“Planet Earth Report” provides descriptive links to headline news by leading science journalists about the extraordinary discoveries, technology, people, and events changing our knowledge of Planet Earth and the future of the human species.
Sci-Fi Writer or Prophet? The Hyperreal Life of Chen Qiufan –As China’s science fiction authors are elevated to the status of oracles, Qiufan’s career—and his genre’s place in society—have gone through the looking glass, reports Wired.
Unexplainable: A new podcast about the most fascinating unanswered questions in science–a new podcast at Vox.com in the spirit of embracing the unknown, and the great stories that are borne out of the endeavor. Unexplainable will explore the most interesting, crucial, and surprising unanswered questions in science. The show premieres with two episodes and releases weekly episodes every Wednesday. The first episode examines one of the biggest mysteries in the universe: dark matter. It’s the substance that holds galaxies together, but no one knows what it is exactly.
China and Russia unveil joint plan for lunar space station –Russian space agency Roscomos and Chinese counterpart CNSA to develop research facilities on surface of moon or in its orbit, reports The Guardian.
The Universe’s Seven biggest mysteries (and why they’re unsolved) –Dark matter, the nature of time, aliens and supermassive black holes: these seven things will be puzzling astronomers for years to come, reports BBC Science Focus.
Scientists underestimated the coronavirus — and are racing to keep up with evolution –Variants of the virus have become a global preoccupation — and a potential threat to vaccines, reports The Washington Post.

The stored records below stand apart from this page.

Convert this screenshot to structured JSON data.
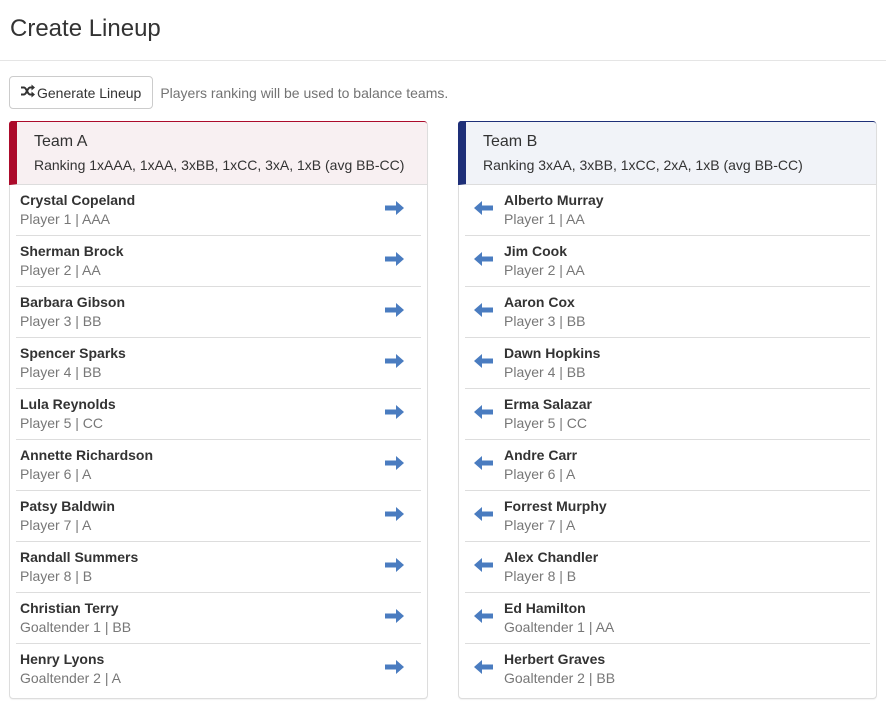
{
  "page": {
    "title": "Create Lineup"
  },
  "toolbar": {
    "generate_label": "Generate Lineup",
    "generate_icon": "shuffle-icon",
    "help_text": "Players ranking will be used to balance teams."
  },
  "colors": {
    "team_a_accent": "#ac0b2b",
    "team_b_accent": "#1e2f78",
    "arrow": "#4a7cc0"
  },
  "teams": [
    {
      "name": "Team A",
      "ranking": "Ranking 1xAAA, 1xAA, 3xBB, 1xCC, 3xA, 1xB (avg BB-CC)",
      "move_icon": "arrow-right-icon",
      "players": [
        {
          "name": "Crystal Copeland",
          "meta": "Player 1 | AAA"
        },
        {
          "name": "Sherman Brock",
          "meta": "Player 2 | AA"
        },
        {
          "name": "Barbara Gibson",
          "meta": "Player 3 | BB"
        },
        {
          "name": "Spencer Sparks",
          "meta": "Player 4 | BB"
        },
        {
          "name": "Lula Reynolds",
          "meta": "Player 5 | CC"
        },
        {
          "name": "Annette Richardson",
          "meta": "Player 6 | A"
        },
        {
          "name": "Patsy Baldwin",
          "meta": "Player 7 | A"
        },
        {
          "name": "Randall Summers",
          "meta": "Player 8 | B"
        },
        {
          "name": "Christian Terry",
          "meta": "Goaltender 1 | BB"
        },
        {
          "name": "Henry Lyons",
          "meta": "Goaltender 2 | A"
        }
      ]
    },
    {
      "name": "Team B",
      "ranking": "Ranking 3xAA, 3xBB, 1xCC, 2xA, 1xB (avg BB-CC)",
      "move_icon": "arrow-left-icon",
      "players": [
        {
          "name": "Alberto Murray",
          "meta": "Player 1 | AA"
        },
        {
          "name": "Jim Cook",
          "meta": "Player 2 | AA"
        },
        {
          "name": "Aaron Cox",
          "meta": "Player 3 | BB"
        },
        {
          "name": "Dawn Hopkins",
          "meta": "Player 4 | BB"
        },
        {
          "name": "Erma Salazar",
          "meta": "Player 5 | CC"
        },
        {
          "name": "Andre Carr",
          "meta": "Player 6 | A"
        },
        {
          "name": "Forrest Murphy",
          "meta": "Player 7 | A"
        },
        {
          "name": "Alex Chandler",
          "meta": "Player 8 | B"
        },
        {
          "name": "Ed Hamilton",
          "meta": "Goaltender 1 | AA"
        },
        {
          "name": "Herbert Graves",
          "meta": "Goaltender 2 | BB"
        }
      ]
    }
  ]
}
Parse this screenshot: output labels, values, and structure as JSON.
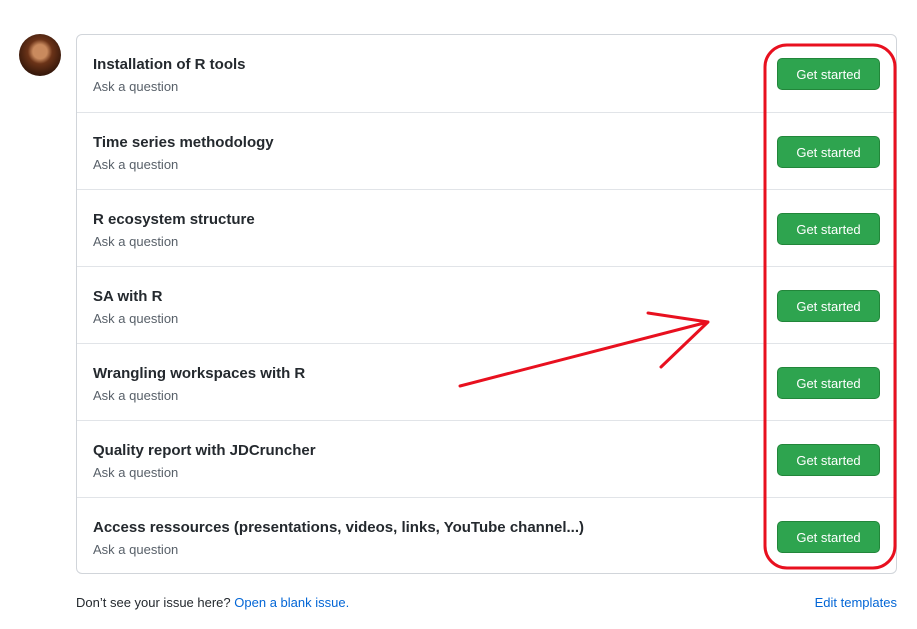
{
  "templates": [
    {
      "title": "Installation of R tools",
      "subtitle": "Ask a question",
      "button": "Get started"
    },
    {
      "title": "Time series methodology",
      "subtitle": "Ask a question",
      "button": "Get started"
    },
    {
      "title": "R ecosystem structure",
      "subtitle": "Ask a question",
      "button": "Get started"
    },
    {
      "title": "SA with R",
      "subtitle": "Ask a question",
      "button": "Get started"
    },
    {
      "title": "Wrangling workspaces with R",
      "subtitle": "Ask a question",
      "button": "Get started"
    },
    {
      "title": "Quality report with JDCruncher",
      "subtitle": "Ask a question",
      "button": "Get started"
    },
    {
      "title": "Access ressources (presentations, videos, links, YouTube channel...)",
      "subtitle": "Ask a question",
      "button": "Get started"
    }
  ],
  "footer": {
    "prompt": "Don’t see your issue here?",
    "blank_issue_link": "Open a blank issue.",
    "edit_templates_link": "Edit templates"
  },
  "colors": {
    "button_bg": "#2ea44f",
    "link": "#0366d6",
    "annotation_red": "#e8101f"
  },
  "icons": {
    "avatar": "user-avatar"
  }
}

Climate Change Could Make It Too Hot and Humid to Live in the Tropics, reports The Weather Channel. –The research, published Monday in the journal Nature Geoscience, focused on tropical regions between 20 degrees latitude north and 20 degrees latitude south, already some of the hottest places on Earth.
We Now Can See a Virus Mutate Like Never Before--Tracking the coronavirus’s evolution, letter by letter, is revolutionizing pandemic science, reports Sarah Zhang for The Atlantic. “The first genome for the virus causing a mysterious illness we had not yet named COVID-19 was shared by scientists on January 10, 2020. That single genome alerted the world to the danger of a novel coronavirus. It was the basis of new tests as countries scrambled to find the virus within their own borders. And it became the template for vaccines, the same ones now making their way to millions of people every day. That first coronavirus genome may have been the most important 30,000 letters published in all of 2020.”
The supposedly oldest impact crater on Earth isn’t a crater after all –A history-rewriting discovery in Greenland in 2012 has been debunked, reports Julie Hollis for Massive. “It was a great story. The authors of a 2012 study proposed that 3 billion years ago – before multi-cellular life appeared on Earth – a giant meteorite plummeted through the atmosphere. It punched through the Earth’s surface into the deep crust in what is now west Greenland.”
“Mount Everest Would Have Been Submerged” –Ancient Earth, One of the Milky Way’s Countless Water Worlds, reports The Daily Galaxy –In 2016, astronomers using data from NASA’s Kepler mission, discovered a planet unlike anything in our solar system –a “water world” planetary system orbiting the star Kepler-62 –a five-planet system with two worlds in the habitable zone — their surfaces completely covered by an endless global ocean with no land or mountains in sight.
Beyond Marie Curie: The women in science history we don’t talk about –-Science historians Leila McNeill and Anna Reser tell us about the hidden women who contributed to our understanding of the world, reports BBC Science Focus.
Antarctica’s magnetic link to ancient neighbors, reports Phys,org.For the first time, an international team of scientists has used magnetic data from ESA’s Swarm satellite mission together with aeromagnetic data to help reveal the mysteries of the geology hidden beneath Antarctica’s kilometers-thick ice sheets, and link Antarctica better to its former neighbors.
Tasmanian Tigers Are Extinct. Why Do People Keep Seeing Them? –Quirks of the human mind and how we process information might explain the uncanny appearances of thylacines, reports The New York Times.
Fossil forests under Antarctic ice –We now know that fossils are, in fact, abundant in Antarctica, and the most common are of wood and leaves. They are evidence of what is called the Antarctic Paradox—how can forests be preserved on a continent that experiences temperatures as low as -83 °C and is covered in thick ice sheets?”
Your free twice-weekly fix of stories of space and science –a random journey from Planet Earth through the Cosmos– that has the capacity to provide clues to our existence and add a much needed cosmic perspective in our Anthropocene epoch.